Among the lines of the records, please find those that contain the word "人工少女" and copy them.

### Supplied entries
* * *
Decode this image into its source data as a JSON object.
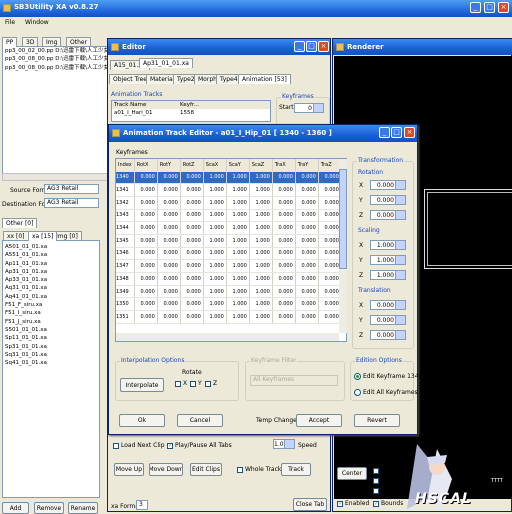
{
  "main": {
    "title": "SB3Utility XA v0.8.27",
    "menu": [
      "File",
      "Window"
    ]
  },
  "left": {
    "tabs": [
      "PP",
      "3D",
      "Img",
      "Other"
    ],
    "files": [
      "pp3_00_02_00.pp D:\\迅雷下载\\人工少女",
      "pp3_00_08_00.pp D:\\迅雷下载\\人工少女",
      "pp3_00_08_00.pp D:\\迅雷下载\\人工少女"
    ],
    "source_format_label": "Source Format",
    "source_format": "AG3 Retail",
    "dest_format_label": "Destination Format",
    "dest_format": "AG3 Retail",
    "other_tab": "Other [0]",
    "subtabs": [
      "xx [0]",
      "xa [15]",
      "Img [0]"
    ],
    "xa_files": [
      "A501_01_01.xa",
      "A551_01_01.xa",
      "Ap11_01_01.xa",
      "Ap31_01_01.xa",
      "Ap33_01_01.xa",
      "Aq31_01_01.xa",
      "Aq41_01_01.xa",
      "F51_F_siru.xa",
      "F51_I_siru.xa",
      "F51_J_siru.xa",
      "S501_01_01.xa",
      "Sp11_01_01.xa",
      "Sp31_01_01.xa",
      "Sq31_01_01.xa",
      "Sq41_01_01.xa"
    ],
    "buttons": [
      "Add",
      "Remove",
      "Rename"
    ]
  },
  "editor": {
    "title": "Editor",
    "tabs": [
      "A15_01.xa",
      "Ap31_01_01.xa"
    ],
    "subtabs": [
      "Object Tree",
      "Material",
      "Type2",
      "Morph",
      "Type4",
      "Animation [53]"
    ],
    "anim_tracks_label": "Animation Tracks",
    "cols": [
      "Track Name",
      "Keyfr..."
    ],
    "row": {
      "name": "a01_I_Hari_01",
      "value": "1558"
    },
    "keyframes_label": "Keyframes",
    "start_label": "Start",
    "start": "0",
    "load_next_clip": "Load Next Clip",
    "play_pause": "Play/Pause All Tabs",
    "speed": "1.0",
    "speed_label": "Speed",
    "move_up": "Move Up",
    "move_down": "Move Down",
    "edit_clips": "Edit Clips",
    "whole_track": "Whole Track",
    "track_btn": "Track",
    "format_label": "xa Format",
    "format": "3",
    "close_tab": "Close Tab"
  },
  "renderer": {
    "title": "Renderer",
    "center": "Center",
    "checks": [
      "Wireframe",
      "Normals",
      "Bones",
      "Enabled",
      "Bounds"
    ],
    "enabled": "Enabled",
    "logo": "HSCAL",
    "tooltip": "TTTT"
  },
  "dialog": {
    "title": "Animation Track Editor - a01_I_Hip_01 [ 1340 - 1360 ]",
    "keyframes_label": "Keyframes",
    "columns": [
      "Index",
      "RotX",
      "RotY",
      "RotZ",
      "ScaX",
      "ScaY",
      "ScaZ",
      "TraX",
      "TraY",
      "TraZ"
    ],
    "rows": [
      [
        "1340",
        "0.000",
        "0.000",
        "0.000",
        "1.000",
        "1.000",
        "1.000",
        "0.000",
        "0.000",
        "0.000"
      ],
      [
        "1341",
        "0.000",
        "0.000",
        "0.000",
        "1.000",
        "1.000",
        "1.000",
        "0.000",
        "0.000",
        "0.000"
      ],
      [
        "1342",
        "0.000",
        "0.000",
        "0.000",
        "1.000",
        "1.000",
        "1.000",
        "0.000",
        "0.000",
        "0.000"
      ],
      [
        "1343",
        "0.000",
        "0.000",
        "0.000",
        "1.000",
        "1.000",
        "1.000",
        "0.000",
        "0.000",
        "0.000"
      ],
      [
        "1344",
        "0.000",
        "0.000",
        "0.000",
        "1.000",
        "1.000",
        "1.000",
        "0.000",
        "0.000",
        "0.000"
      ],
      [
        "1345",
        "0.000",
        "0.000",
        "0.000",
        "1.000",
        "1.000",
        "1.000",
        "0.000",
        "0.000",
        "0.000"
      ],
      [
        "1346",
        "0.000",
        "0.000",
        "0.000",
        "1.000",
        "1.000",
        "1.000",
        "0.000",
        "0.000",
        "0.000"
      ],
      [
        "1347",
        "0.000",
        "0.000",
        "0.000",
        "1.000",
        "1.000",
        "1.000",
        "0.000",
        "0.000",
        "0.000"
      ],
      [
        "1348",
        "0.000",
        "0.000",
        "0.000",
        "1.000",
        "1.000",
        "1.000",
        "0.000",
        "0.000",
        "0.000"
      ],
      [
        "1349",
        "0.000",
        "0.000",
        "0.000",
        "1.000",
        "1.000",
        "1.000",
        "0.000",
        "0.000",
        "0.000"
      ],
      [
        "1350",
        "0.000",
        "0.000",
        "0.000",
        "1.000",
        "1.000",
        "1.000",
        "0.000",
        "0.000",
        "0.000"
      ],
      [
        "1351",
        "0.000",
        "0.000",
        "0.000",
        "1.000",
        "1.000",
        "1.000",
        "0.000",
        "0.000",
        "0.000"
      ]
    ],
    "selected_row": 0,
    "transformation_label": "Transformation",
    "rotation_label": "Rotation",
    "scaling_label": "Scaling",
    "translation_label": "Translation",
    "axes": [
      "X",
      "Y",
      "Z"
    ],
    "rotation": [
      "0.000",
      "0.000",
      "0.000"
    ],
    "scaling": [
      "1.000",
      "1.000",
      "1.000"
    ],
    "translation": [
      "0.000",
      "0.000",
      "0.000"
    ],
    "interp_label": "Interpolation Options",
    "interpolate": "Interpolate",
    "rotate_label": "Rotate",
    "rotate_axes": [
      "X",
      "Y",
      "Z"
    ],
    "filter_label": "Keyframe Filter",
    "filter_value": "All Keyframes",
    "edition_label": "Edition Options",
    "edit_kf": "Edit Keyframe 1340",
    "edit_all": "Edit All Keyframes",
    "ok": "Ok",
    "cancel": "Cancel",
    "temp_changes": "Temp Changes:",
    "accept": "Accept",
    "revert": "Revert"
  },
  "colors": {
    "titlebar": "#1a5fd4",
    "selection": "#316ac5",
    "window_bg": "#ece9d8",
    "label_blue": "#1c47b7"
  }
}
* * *
### Answer for the task
      "pp3_00_02_00.pp D:\\迅雷下载\\人工少女",
      "pp3_00_08_00.pp D:\\迅雷下载\\人工少女",
      "pp3_00_08_00.pp D:\\迅雷下载\\人工少女"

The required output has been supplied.